In six years, University of Tasmania vice-chancellor Rufus Black wants to eliminate all barriers to higher education for Tasmanians.
The goal was established as part of UTAS' recent strategic plan, published by Professor Black, as a blueprint for the future.
As a state with many low socioeconomic areas and remote communities, Professor Black said removing barriers would help UTAS become truly a university for Tasmania.
"There are a whole range of things that are barriers so we systematically want to go after those," he said.
One of the major barriers for access to higher education in Tasmania is finance, and UTAS had already taken steps to tackle it.
Two years ago it established the University College, which provides applied learning in several vocational education industries, and offers an alternative pathway to university for those who may not meet entry requirements.

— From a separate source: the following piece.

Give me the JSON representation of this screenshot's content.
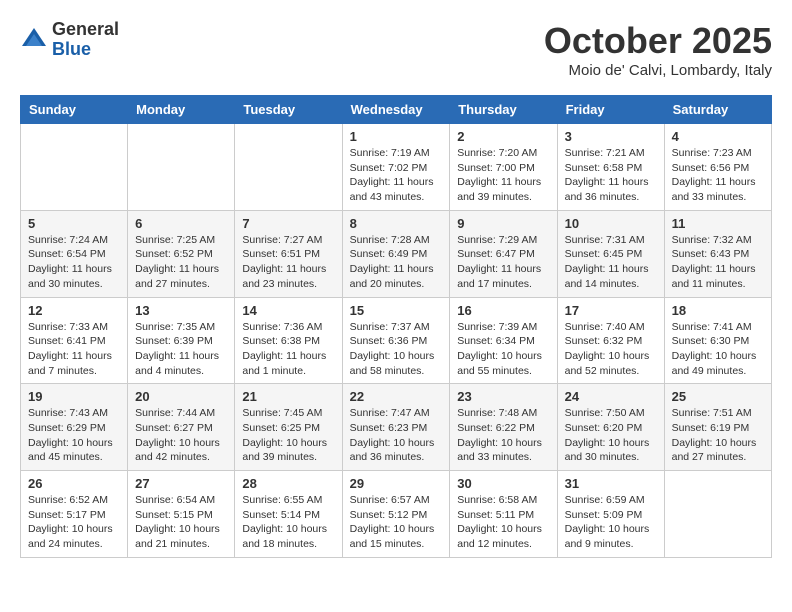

The University Colleges offers low-ATAR entry on a number of its courses, along with bridging courses such as the University Preparation Program (UPP) to help people take that step to tertiary education, through course credits.
"We are evolving our model of how we assess financial need," Professor Black said.
"We also know that we need to have more local delivery, that is why we are getting the core models into more regional settings."
The University College's applied health course is now delivered on the North-West Coast, in Burnie.
Also, UTAS has spent the past nine months investigating its future expansion on the West Coast as part of a trial.
Programs that could be rolled out to the region include Children's University, an alumni strategy and short courses.
Professor Black said a good example of how they were tailoring courses to suit demand was the accelerated Bachelor of Business, run from Enterprize in Launceston.
"It's one of those things that we cater for locally, and it's working, in part because people want and need to get into the workforce sooner," he said.
"We need to deliver more flexibly - how do we get a better blend, because people have job or family commitments."
The University of Tasmania strategic plan was released last month and aims to provide a blueprint for the future of the university across Tasmania.